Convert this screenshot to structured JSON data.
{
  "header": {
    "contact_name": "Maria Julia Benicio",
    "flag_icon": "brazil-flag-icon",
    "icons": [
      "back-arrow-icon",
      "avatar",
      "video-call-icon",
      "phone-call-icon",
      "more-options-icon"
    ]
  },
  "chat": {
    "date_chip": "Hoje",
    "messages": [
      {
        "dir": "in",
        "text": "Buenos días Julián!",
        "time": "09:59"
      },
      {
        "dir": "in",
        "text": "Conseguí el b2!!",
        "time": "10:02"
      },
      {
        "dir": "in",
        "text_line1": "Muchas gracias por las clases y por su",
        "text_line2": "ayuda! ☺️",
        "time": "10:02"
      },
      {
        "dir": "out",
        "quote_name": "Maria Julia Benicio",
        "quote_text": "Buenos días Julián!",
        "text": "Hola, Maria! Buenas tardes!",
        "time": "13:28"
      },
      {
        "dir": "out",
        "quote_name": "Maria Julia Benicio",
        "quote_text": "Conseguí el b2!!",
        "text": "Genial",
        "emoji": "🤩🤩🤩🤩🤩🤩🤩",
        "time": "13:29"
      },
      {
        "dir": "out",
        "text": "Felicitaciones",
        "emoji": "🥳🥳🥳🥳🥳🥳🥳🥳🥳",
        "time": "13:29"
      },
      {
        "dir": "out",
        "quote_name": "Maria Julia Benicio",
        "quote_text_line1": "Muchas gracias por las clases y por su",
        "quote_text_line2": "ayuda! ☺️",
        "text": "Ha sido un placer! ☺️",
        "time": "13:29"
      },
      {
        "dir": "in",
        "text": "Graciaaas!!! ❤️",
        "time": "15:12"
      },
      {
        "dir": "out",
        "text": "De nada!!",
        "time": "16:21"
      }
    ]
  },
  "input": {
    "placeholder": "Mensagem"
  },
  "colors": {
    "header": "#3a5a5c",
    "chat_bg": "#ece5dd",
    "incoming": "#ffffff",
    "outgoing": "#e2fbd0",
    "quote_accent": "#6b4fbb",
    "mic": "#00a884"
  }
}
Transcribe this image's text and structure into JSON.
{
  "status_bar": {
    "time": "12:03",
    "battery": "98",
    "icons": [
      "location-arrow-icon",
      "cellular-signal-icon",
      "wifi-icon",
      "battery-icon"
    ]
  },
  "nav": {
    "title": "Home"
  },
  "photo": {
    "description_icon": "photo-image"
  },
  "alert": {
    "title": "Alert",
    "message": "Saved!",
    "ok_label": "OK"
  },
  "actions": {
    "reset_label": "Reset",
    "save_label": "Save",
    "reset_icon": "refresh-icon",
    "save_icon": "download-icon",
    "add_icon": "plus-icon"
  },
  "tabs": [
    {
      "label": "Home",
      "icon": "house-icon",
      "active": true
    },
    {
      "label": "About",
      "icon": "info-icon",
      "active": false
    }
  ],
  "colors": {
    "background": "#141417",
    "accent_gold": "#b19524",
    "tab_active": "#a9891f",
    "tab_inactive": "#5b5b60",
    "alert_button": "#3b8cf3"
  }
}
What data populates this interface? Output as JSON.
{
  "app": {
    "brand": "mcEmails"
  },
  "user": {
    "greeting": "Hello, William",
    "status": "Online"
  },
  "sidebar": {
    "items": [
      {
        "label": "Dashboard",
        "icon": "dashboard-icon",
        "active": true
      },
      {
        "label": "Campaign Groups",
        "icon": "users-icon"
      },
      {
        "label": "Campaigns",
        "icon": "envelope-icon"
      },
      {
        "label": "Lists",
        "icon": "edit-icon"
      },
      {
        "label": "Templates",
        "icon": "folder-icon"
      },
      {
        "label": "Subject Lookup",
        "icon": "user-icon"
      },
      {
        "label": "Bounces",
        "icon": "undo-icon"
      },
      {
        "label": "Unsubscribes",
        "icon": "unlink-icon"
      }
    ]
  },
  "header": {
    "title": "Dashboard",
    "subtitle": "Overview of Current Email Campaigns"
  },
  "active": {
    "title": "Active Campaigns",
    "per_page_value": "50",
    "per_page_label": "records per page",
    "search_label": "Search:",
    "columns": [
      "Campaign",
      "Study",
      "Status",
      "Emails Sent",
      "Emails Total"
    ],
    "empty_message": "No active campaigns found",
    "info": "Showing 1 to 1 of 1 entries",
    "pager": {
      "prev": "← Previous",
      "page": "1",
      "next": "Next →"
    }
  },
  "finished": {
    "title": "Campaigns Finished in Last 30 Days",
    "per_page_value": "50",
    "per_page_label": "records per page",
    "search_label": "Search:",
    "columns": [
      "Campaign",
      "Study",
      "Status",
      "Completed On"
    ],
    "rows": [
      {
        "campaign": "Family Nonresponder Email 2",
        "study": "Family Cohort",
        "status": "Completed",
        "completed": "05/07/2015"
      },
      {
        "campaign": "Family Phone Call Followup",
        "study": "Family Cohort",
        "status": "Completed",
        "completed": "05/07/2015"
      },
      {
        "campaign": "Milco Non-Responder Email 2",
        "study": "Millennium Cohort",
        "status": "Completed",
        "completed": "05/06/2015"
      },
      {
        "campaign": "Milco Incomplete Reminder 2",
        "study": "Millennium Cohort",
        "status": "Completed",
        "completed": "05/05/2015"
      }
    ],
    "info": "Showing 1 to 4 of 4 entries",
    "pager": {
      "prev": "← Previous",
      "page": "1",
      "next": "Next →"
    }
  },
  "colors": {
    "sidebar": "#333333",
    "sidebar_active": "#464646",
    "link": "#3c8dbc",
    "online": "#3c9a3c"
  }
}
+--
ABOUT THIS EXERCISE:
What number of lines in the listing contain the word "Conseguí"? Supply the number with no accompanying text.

RESPONSE TO THE TASK:
2